##### GIVEN RECORDS #####
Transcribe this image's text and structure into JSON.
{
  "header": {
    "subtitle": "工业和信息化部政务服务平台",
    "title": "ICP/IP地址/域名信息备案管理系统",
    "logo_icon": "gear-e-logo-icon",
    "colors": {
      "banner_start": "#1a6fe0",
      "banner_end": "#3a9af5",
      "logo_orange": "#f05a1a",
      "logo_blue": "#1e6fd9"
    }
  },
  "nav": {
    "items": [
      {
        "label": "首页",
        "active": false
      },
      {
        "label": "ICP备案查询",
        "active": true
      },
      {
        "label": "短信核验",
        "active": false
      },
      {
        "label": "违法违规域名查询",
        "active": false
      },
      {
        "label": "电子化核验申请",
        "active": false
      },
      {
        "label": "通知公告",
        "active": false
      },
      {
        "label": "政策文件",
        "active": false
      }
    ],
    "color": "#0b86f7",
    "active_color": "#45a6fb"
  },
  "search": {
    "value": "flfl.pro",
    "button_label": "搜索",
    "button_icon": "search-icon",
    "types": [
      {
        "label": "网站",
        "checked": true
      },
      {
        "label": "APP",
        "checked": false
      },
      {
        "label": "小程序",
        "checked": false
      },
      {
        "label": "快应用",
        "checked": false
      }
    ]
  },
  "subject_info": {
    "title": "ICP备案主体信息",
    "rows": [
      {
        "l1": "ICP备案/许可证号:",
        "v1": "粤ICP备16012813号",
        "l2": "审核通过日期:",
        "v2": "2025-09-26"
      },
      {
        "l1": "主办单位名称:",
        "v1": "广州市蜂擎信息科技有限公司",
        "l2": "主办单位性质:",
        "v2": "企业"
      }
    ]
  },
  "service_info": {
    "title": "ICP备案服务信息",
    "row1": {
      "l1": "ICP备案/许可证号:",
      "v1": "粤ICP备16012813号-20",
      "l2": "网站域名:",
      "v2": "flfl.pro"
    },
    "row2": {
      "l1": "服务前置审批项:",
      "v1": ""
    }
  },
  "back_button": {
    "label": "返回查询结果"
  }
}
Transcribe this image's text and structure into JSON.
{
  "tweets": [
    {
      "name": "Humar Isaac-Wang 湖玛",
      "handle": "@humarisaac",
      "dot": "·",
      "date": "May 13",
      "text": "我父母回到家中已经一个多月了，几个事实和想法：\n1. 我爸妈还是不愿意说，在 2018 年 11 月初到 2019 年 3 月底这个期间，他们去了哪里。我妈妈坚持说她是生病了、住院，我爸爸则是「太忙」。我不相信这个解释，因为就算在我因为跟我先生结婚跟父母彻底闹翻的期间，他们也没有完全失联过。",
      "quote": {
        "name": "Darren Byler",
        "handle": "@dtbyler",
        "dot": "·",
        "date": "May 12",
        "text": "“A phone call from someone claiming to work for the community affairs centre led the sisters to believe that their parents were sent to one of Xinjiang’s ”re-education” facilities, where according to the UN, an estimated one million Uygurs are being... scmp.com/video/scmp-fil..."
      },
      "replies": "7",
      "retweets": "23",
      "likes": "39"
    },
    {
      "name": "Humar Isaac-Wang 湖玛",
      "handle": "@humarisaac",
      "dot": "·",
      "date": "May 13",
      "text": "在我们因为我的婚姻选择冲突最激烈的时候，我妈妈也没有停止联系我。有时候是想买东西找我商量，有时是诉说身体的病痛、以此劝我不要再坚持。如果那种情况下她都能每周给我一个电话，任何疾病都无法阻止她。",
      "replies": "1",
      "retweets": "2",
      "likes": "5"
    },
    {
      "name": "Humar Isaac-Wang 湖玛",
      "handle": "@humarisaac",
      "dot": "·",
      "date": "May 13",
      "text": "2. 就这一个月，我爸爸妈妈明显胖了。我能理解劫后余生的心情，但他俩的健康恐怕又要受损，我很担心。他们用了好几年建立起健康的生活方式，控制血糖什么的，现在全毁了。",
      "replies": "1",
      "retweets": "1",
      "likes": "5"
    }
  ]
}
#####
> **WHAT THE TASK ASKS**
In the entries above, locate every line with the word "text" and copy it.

> **EXERCISE ANSWER**
Transcribe this image's text and structure into JSON.
Transcribe this image's text and structure into JSON.
      "text": "我父母回到家中已经一个多月了，几个事实和想法：\n1. 我爸妈还是不愿意说，在 2018 年 11 月初到 2019 年 3 月底这个期间，他们去了哪里。我妈妈坚持说她是生病了、住院，我爸爸则是「太忙」。我不相信这个解释，因为就算在我因为跟我先生结婚跟父母彻底闹翻的期间，他们也没有完全失联过。",
        "text": "“A phone call from someone claiming to work for the community affairs centre led the sisters to believe that their parents were sent to one of Xinjiang’s ”re-education” facilities, where according to the UN, an estimated one million Uygurs are being... scmp.com/video/scmp-fil..."
      "text": "在我们因为我的婚姻选择冲突最激烈的时候，我妈妈也没有停止联系我。有时候是想买东西找我商量，有时是诉说身体的病痛、以此劝我不要再坚持。如果那种情况下她都能每周给我一个电话，任何疾病都无法阻止她。",
      "text": "2. 就这一个月，我爸爸妈妈明显胖了。我能理解劫后余生的心情，但他俩的健康恐怕又要受损，我很担心。他们用了好几年建立起健康的生活方式，控制血糖什么的，现在全毁了。",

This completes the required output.